(Data records for software interfaces)
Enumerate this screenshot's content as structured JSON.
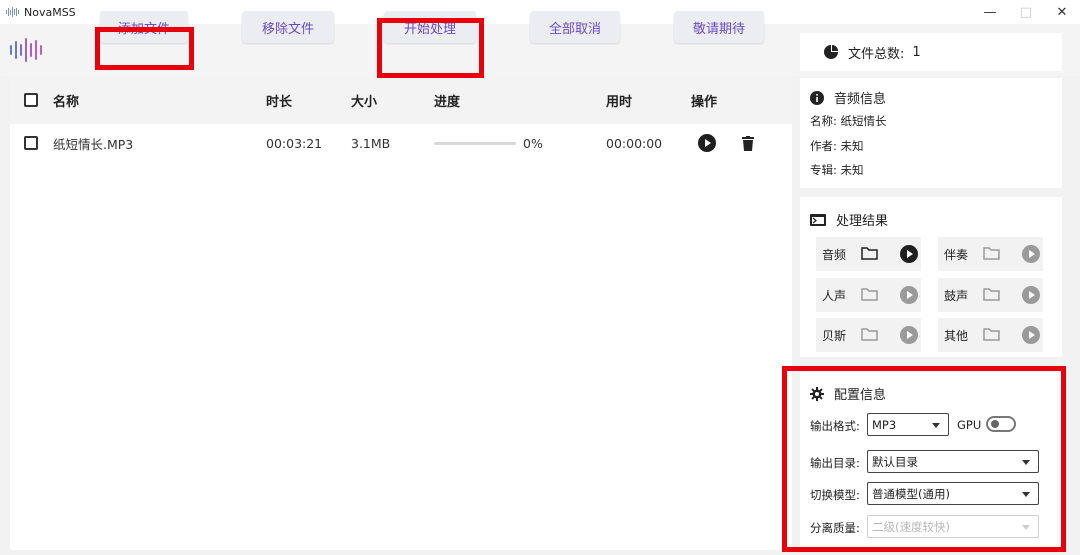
{
  "window": {
    "title": "NovaMSS",
    "minimize": "—",
    "maximize": "□",
    "close": "✕"
  },
  "toolbar": {
    "add_file": "添加文件",
    "remove_file": "移除文件",
    "start_process": "开始处理",
    "cancel_all": "全部取消",
    "coming_soon": "敬请期待"
  },
  "file_count": {
    "label": "文件总数:",
    "value": "1"
  },
  "table": {
    "headers": [
      "名称",
      "时长",
      "大小",
      "进度",
      "用时",
      "操作"
    ],
    "rows": [
      {
        "name": "纸短情长.MP3",
        "duration": "00:03:21",
        "size": "3.1MB",
        "progress": 0,
        "progress_text": "0%",
        "elapsed": "00:00:00"
      }
    ]
  },
  "audio_info": {
    "title": "音频信息",
    "name_line": "名称:  纸短情长",
    "author_line": "作者:  未知",
    "album_line": "专辑:  未知"
  },
  "results": {
    "title": "处理结果",
    "items": [
      "音频",
      "伴奏",
      "人声",
      "鼓声",
      "贝斯",
      "其他"
    ]
  },
  "config": {
    "title": "配置信息",
    "format_label": "输出格式:",
    "format_value": "MP3",
    "gpu_label": "GPU",
    "gpu_enabled": false,
    "dir_label": "输出目录:",
    "dir_value": "默认目录",
    "model_label": "切换模型:",
    "model_value": "普通模型(通用)",
    "quality_label": "分离质量:",
    "quality_value": "二级(速度较快)"
  },
  "colors": {
    "accent": "#6a4bc4",
    "highlight_box": "#e8000b",
    "button_bg": "#ececf3"
  }
}
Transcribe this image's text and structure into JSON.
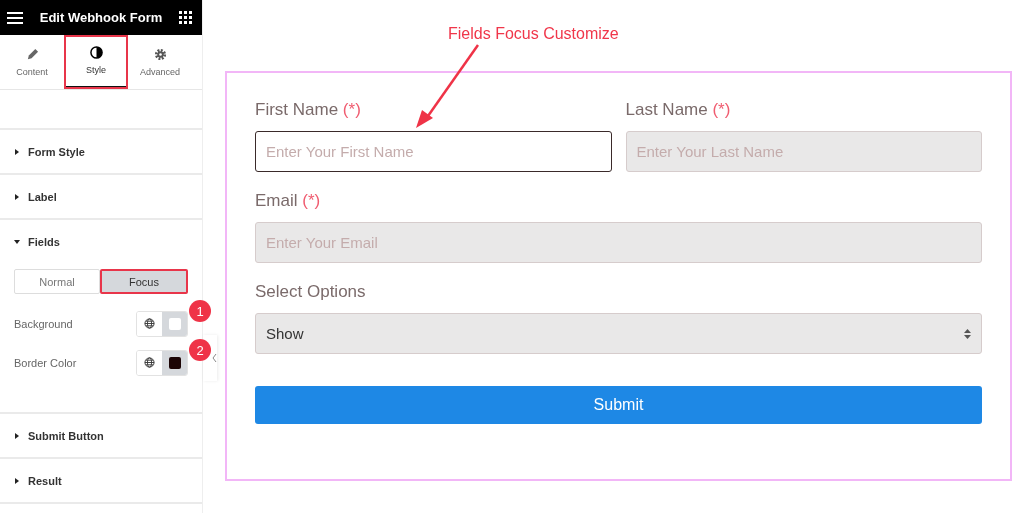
{
  "header": {
    "title": "Edit Webhook Form"
  },
  "tabs": [
    {
      "label": "Content",
      "kind": "pencil",
      "selected": false
    },
    {
      "label": "Style",
      "kind": "contrast",
      "selected": true
    },
    {
      "label": "Advanced",
      "kind": "gear",
      "selected": false
    }
  ],
  "sections": [
    {
      "label": "Form Style",
      "expanded": false
    },
    {
      "label": "Label",
      "expanded": false
    },
    {
      "label": "Fields",
      "expanded": true,
      "states": [
        {
          "label": "Normal",
          "selected": false
        },
        {
          "label": "Focus",
          "selected": true
        }
      ],
      "controls": [
        {
          "label": "Background",
          "color": "#ffffff",
          "badge": "1"
        },
        {
          "label": "Border Color",
          "color": "#1c0505",
          "badge": "2"
        }
      ]
    },
    {
      "label": "Submit Button",
      "expanded": false
    },
    {
      "label": "Result",
      "expanded": false
    }
  ],
  "annotation": "Fields Focus Customize",
  "form": {
    "rows": [
      [
        {
          "label": "First Name",
          "required": "(*)",
          "placeholder": "Enter Your First Name",
          "focused": true
        },
        {
          "label": "Last Name",
          "required": "(*)",
          "placeholder": "Enter Your Last Name",
          "focused": false
        }
      ],
      [
        {
          "label": "Email",
          "required": "(*)",
          "placeholder": "Enter Your Email",
          "focused": false
        }
      ]
    ],
    "select": {
      "label": "Select Options",
      "value": "Show"
    },
    "submit": "Submit"
  }
}
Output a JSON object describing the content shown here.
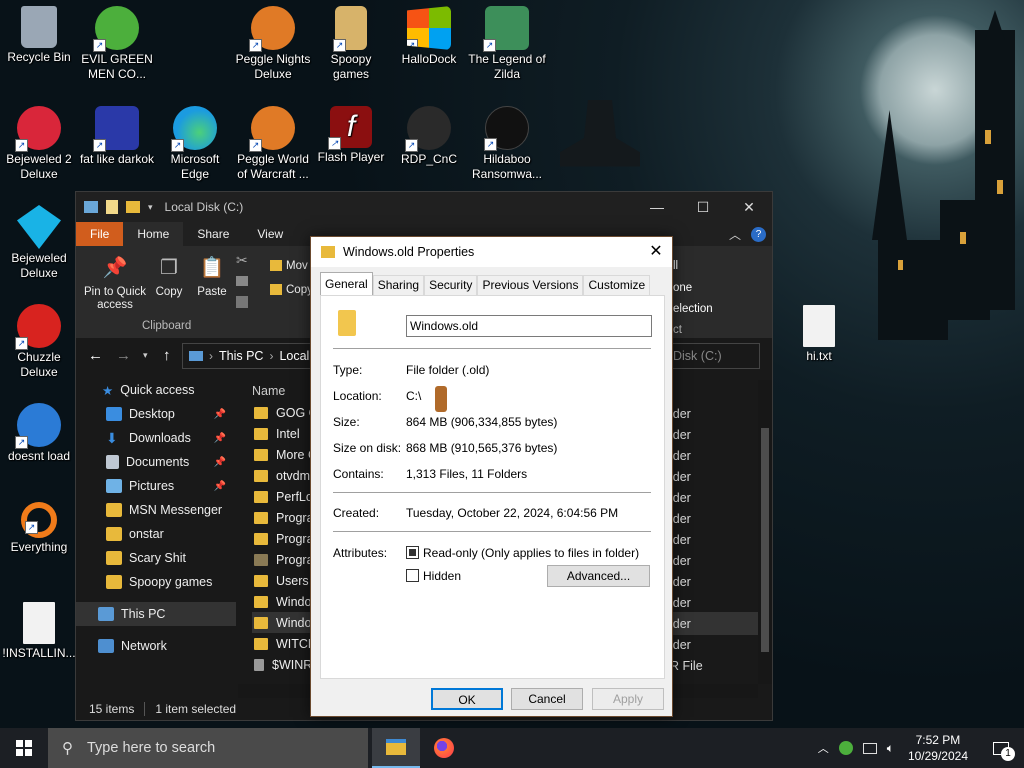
{
  "desktop": {
    "icons": [
      {
        "label": "Recycle Bin",
        "icon": "recycle-bin-icon",
        "color": "#9aa7b5"
      },
      {
        "label": "EVIL GREEN MEN CO...",
        "icon": "msn-green-men-icon",
        "color": "#4caf3c"
      },
      {
        "label": "Peggle Nights Deluxe",
        "icon": "peggle-icon",
        "color": "#e07a26"
      },
      {
        "label": "Spoopy games",
        "icon": "spoopy-games-icon",
        "color": "#d7b36a"
      },
      {
        "label": "HalloDock",
        "icon": "windows-logo-icon",
        "color": "#e8442b"
      },
      {
        "label": "The Legend of Zilda",
        "icon": "zelda-character-icon",
        "color": "#3d8f5a"
      },
      {
        "label": "Bejeweled 2 Deluxe",
        "icon": "bejeweled2-icon",
        "color": "#d9263a"
      },
      {
        "label": "fat like darkok",
        "icon": "mpl-icon",
        "color": "#2a39a8"
      },
      {
        "label": "Microsoft Edge",
        "icon": "edge-icon",
        "color": "#1b9be0"
      },
      {
        "label": "Peggle World of Warcraft ...",
        "icon": "peggle-icon",
        "color": "#e07a26"
      },
      {
        "label": "Flash Player",
        "icon": "flash-player-icon",
        "color": "#8b0f10"
      },
      {
        "label": "RDP_CnC",
        "icon": "rdp-icon",
        "color": "#2a2a2a"
      },
      {
        "label": "Hildaboo Ransomwa...",
        "icon": "yashma-icon",
        "color": "#111111"
      },
      {
        "label": "Bejeweled Deluxe",
        "icon": "diamond-icon",
        "color": "#19b3e6"
      },
      {
        "label": "Chuzzle Deluxe",
        "icon": "chuzzle-icon",
        "color": "#d8231f"
      },
      {
        "label": "doesnt load",
        "icon": "thunderbird-icon",
        "color": "#2b7bd6"
      },
      {
        "label": "Everything",
        "icon": "everything-search-icon",
        "color": "#f07b1a"
      },
      {
        "label": "!INSTALLIN...",
        "icon": "text-file-icon",
        "color": "#f2f2f2"
      },
      {
        "label": "hi.txt",
        "icon": "text-file-icon",
        "color": "#f2f2f2"
      }
    ]
  },
  "explorer": {
    "title": "Local Disk (C:)",
    "tabs": [
      "File",
      "Home",
      "Share",
      "View"
    ],
    "ribbon": {
      "pin": "Pin to Quick access",
      "copy": "Copy",
      "paste": "Paste",
      "move": "Mov",
      "copy_to": "Copy",
      "group_clipboard": "Clipboard",
      "right_1": "ll",
      "right_2": "one",
      "right_3": "election",
      "right_4": "ct"
    },
    "address": {
      "this_pc": "This PC",
      "crumb": "Local",
      "search": "Disk (C:)"
    },
    "nav": [
      {
        "label": "Quick access",
        "icon": "star-icon",
        "pinned": false
      },
      {
        "label": "Desktop",
        "icon": "desktop-folder-icon",
        "pinned": true
      },
      {
        "label": "Downloads",
        "icon": "downloads-arrow-icon",
        "pinned": true
      },
      {
        "label": "Documents",
        "icon": "documents-icon",
        "pinned": true
      },
      {
        "label": "Pictures",
        "icon": "pictures-icon",
        "pinned": true
      },
      {
        "label": "MSN Messenger",
        "icon": "folder-icon",
        "pinned": false
      },
      {
        "label": "onstar",
        "icon": "folder-icon",
        "pinned": false
      },
      {
        "label": "Scary Shit",
        "icon": "folder-icon",
        "pinned": false
      },
      {
        "label": "Spoopy games",
        "icon": "folder-icon",
        "pinned": false
      },
      {
        "label": "This PC",
        "icon": "this-pc-icon",
        "pinned": false
      },
      {
        "label": "Network",
        "icon": "network-icon",
        "pinned": false
      }
    ],
    "column_name": "Name",
    "files": [
      {
        "name": "GOG G",
        "type": "lder"
      },
      {
        "name": "Intel",
        "type": "lder"
      },
      {
        "name": "More G",
        "type": "lder"
      },
      {
        "name": "otvdm",
        "type": "lder"
      },
      {
        "name": "PerfLog",
        "type": "lder"
      },
      {
        "name": "Progra",
        "type": "lder"
      },
      {
        "name": "Progra",
        "type": "lder"
      },
      {
        "name": "Progra",
        "type": "lder"
      },
      {
        "name": "Users",
        "type": "lder"
      },
      {
        "name": "Windo",
        "type": "lder"
      },
      {
        "name": "Windo",
        "type": "lder"
      },
      {
        "name": "WITCH",
        "type": "lder"
      },
      {
        "name": "$WINR",
        "type": "R File"
      }
    ],
    "status": {
      "items": "15 items",
      "selected": "1 item selected"
    }
  },
  "dialog": {
    "title": "Windows.old Properties",
    "tabs": [
      "General",
      "Sharing",
      "Security",
      "Previous Versions",
      "Customize"
    ],
    "name_value": "Windows.old",
    "rows": [
      {
        "label": "Type:",
        "value": "File folder (.old)"
      },
      {
        "label": "Location:",
        "value": "C:\\"
      },
      {
        "label": "Size:",
        "value": "864 MB (906,334,855 bytes)"
      },
      {
        "label": "Size on disk:",
        "value": "868 MB (910,565,376 bytes)"
      },
      {
        "label": "Contains:",
        "value": "1,313 Files, 11 Folders"
      }
    ],
    "created_label": "Created:",
    "created_value": "Tuesday, October 22, 2024, 6:04:56 PM",
    "attributes_label": "Attributes:",
    "readonly_label": "Read-only (Only applies to files in folder)",
    "hidden_label": "Hidden",
    "advanced": "Advanced...",
    "ok": "OK",
    "cancel": "Cancel",
    "apply": "Apply"
  },
  "taskbar": {
    "search_placeholder": "Type here to search",
    "time": "7:52 PM",
    "date": "10/29/2024",
    "notifications": "1"
  }
}
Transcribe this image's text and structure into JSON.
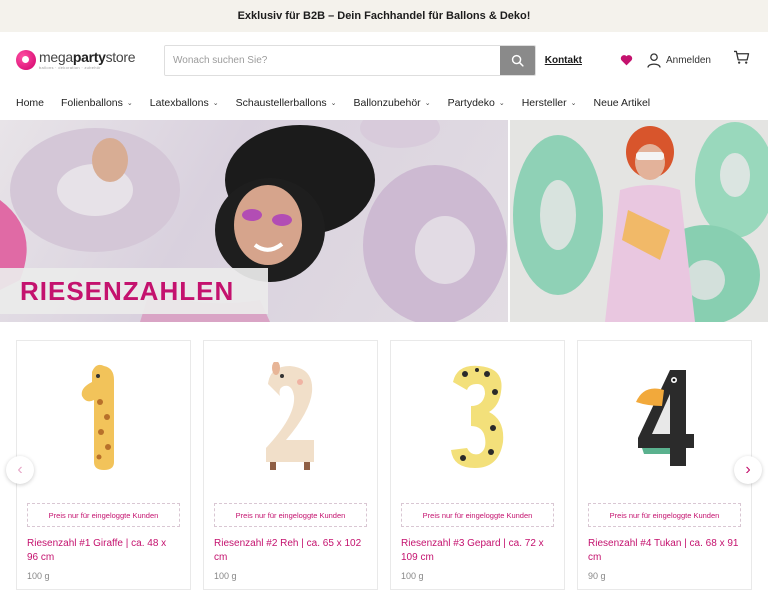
{
  "announcement": "Exklusiv für B2B – Dein Fachhandel für Ballons & Deko!",
  "logo": {
    "brand_light": "mega",
    "brand_bold": "party",
    "brand_end": "store",
    "tagline": "ballons · dekoration · zubehör"
  },
  "search": {
    "placeholder": "Wonach suchen Sie?"
  },
  "header": {
    "contact_label": "Kontakt",
    "login_label": "Anmelden"
  },
  "nav": [
    {
      "label": "Home",
      "has_dropdown": false
    },
    {
      "label": "Folienballons",
      "has_dropdown": true
    },
    {
      "label": "Latexballons",
      "has_dropdown": true
    },
    {
      "label": "Schaustellerballons",
      "has_dropdown": true
    },
    {
      "label": "Ballonzubehör",
      "has_dropdown": true
    },
    {
      "label": "Partydeko",
      "has_dropdown": true
    },
    {
      "label": "Hersteller",
      "has_dropdown": true
    },
    {
      "label": "Neue Artikel",
      "has_dropdown": false
    }
  ],
  "hero": {
    "headline": "RIESENZAHLEN"
  },
  "products": [
    {
      "price_note": "Preis nur für eingeloggte Kunden",
      "title": "Riesenzahl #1 Giraffe | ca. 48 x 96 cm",
      "sub": "100 g"
    },
    {
      "price_note": "Preis nur für eingeloggte Kunden",
      "title": "Riesenzahl #2 Reh | ca. 65 x 102 cm",
      "sub": "100 g"
    },
    {
      "price_note": "Preis nur für eingeloggte Kunden",
      "title": "Riesenzahl #3 Gepard | ca. 72 x 109 cm",
      "sub": "100 g"
    },
    {
      "price_note": "Preis nur für eingeloggte Kunden",
      "title": "Riesenzahl #4 Tukan | ca. 68 x 91 cm",
      "sub": "90 g"
    }
  ],
  "colors": {
    "brand": "#c4126e",
    "announce_bg": "#f4f2ec",
    "search_button": "#8a8a8a"
  }
}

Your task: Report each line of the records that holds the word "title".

Written response:
    "title": "NovaMSS",
    "title": "音频信息",
    "title": "处理结果",
    "title": "配置信息",
    "title": "Edit Webhook Form"
    "title": "Local Disk (C:)",
    "title": "Windows.old Properties",
      "title": "Riesenzahl #1 Giraffe | ca. 48 x 96 cm",
      "title": "Riesenzahl #2 Reh | ca. 65 x 102 cm",
      "title": "Riesenzahl #3 Gepard | ca. 72 x 109 cm",
      "title": "Riesenzahl #4 Tukan | ca. 68 x 91 cm",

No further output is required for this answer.